• TO DO: The entries follow. Please return all of them exactly.
-- SOURCE MATERIAL follows --
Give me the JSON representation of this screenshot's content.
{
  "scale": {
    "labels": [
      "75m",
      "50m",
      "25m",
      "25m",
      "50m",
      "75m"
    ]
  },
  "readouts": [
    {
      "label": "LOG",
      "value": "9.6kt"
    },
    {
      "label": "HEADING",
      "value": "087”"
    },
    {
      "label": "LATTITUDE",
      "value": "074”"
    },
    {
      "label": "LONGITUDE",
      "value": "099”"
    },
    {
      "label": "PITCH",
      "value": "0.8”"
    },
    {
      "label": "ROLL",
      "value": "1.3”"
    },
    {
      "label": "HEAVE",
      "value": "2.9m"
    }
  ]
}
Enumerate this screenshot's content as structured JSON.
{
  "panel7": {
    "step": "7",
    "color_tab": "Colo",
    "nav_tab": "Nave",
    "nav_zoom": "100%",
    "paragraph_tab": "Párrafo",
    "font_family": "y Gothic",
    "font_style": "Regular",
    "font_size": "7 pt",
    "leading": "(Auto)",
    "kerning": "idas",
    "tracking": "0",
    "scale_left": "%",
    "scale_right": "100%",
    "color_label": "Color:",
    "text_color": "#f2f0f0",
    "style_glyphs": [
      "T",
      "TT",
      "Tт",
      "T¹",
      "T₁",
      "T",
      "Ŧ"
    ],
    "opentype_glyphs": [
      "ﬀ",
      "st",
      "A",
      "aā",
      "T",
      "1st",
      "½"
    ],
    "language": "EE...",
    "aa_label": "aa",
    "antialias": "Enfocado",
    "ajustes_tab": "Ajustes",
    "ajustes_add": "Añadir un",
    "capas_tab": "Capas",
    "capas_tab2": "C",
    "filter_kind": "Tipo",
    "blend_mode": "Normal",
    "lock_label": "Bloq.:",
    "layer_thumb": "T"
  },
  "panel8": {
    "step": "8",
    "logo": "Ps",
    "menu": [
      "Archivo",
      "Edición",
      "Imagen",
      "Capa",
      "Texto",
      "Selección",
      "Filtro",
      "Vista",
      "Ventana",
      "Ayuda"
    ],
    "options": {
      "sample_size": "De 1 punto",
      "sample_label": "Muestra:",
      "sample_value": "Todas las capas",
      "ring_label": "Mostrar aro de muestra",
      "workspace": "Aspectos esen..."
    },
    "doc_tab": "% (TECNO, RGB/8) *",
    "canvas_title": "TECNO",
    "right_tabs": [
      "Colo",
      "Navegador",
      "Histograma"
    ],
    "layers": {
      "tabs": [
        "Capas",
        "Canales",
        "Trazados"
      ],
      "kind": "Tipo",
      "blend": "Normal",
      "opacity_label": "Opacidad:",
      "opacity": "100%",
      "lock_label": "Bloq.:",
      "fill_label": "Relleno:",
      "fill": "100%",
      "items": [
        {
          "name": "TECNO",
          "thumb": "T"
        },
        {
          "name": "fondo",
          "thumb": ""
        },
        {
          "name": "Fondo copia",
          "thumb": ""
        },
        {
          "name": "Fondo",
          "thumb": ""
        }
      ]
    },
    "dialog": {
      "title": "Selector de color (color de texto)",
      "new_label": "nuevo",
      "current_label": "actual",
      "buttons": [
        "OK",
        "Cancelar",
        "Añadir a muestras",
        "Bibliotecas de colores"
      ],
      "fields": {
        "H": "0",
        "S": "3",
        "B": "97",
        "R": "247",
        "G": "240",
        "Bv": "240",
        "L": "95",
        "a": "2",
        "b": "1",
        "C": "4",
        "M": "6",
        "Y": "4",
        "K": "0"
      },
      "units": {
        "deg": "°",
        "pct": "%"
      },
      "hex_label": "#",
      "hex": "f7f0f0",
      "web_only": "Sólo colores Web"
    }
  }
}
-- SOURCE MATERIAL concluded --
• YOUR RESPONSE:
Give me the JSON representation of this screenshot's content.
{
  "scale": {
    "labels": [
      "75m",
      "50m",
      "25m",
      "25m",
      "50m",
      "75m"
    ]
  },
  "readouts": [
    {
      "label": "LOG",
      "value": "9.6kt"
    },
    {
      "label": "HEADING",
      "value": "087”"
    },
    {
      "label": "LATTITUDE",
      "value": "074”"
    },
    {
      "label": "LONGITUDE",
      "value": "099”"
    },
    {
      "label": "PITCH",
      "value": "0.8”"
    },
    {
      "label": "ROLL",
      "value": "1.3”"
    },
    {
      "label": "HEAVE",
      "value": "2.9m"
    }
  ]
}
Enumerate this screenshot's content as structured JSON.
{
  "panel7": {
    "step": "7",
    "color_tab": "Colo",
    "nav_tab": "Nave",
    "nav_zoom": "100%",
    "paragraph_tab": "Párrafo",
    "font_family": "y Gothic",
    "font_style": "Regular",
    "font_size": "7 pt",
    "leading": "(Auto)",
    "kerning": "idas",
    "tracking": "0",
    "scale_left": "%",
    "scale_right": "100%",
    "color_label": "Color:",
    "text_color": "#f2f0f0",
    "style_glyphs": [
      "T",
      "TT",
      "Tт",
      "T¹",
      "T₁",
      "T",
      "Ŧ"
    ],
    "opentype_glyphs": [
      "ﬀ",
      "st",
      "A",
      "aā",
      "T",
      "1st",
      "½"
    ],
    "language": "EE...",
    "aa_label": "aa",
    "antialias": "Enfocado",
    "ajustes_tab": "Ajustes",
    "ajustes_add": "Añadir un",
    "capas_tab": "Capas",
    "capas_tab2": "C",
    "filter_kind": "Tipo",
    "blend_mode": "Normal",
    "lock_label": "Bloq.:",
    "layer_thumb": "T"
  },
  "panel8": {
    "step": "8",
    "logo": "Ps",
    "menu": [
      "Archivo",
      "Edición",
      "Imagen",
      "Capa",
      "Texto",
      "Selección",
      "Filtro",
      "Vista",
      "Ventana",
      "Ayuda"
    ],
    "options": {
      "sample_size": "De 1 punto",
      "sample_label": "Muestra:",
      "sample_value": "Todas las capas",
      "ring_label": "Mostrar aro de muestra",
      "workspace": "Aspectos esen..."
    },
    "doc_tab": "% (TECNO, RGB/8) *",
    "canvas_title": "TECNO",
    "right_tabs": [
      "Colo",
      "Navegador",
      "Histograma"
    ],
    "layers": {
      "tabs": [
        "Capas",
        "Canales",
        "Trazados"
      ],
      "kind": "Tipo",
      "blend": "Normal",
      "opacity_label": "Opacidad:",
      "opacity": "100%",
      "lock_label": "Bloq.:",
      "fill_label": "Relleno:",
      "fill": "100%",
      "items": [
        {
          "name": "TECNO",
          "thumb": "T"
        },
        {
          "name": "fondo",
          "thumb": ""
        },
        {
          "name": "Fondo copia",
          "thumb": ""
        },
        {
          "name": "Fondo",
          "thumb": ""
        }
      ]
    },
    "dialog": {
      "title": "Selector de color (color de texto)",
      "new_label": "nuevo",
      "current_label": "actual",
      "buttons": [
        "OK",
        "Cancelar",
        "Añadir a muestras",
        "Bibliotecas de colores"
      ],
      "fields": {
        "H": "0",
        "S": "3",
        "B": "97",
        "R": "247",
        "G": "240",
        "Bv": "240",
        "L": "95",
        "a": "2",
        "b": "1",
        "C": "4",
        "M": "6",
        "Y": "4",
        "K": "0"
      },
      "units": {
        "deg": "°",
        "pct": "%"
      },
      "hex_label": "#",
      "hex": "f7f0f0",
      "web_only": "Sólo colores Web"
    }
  }
}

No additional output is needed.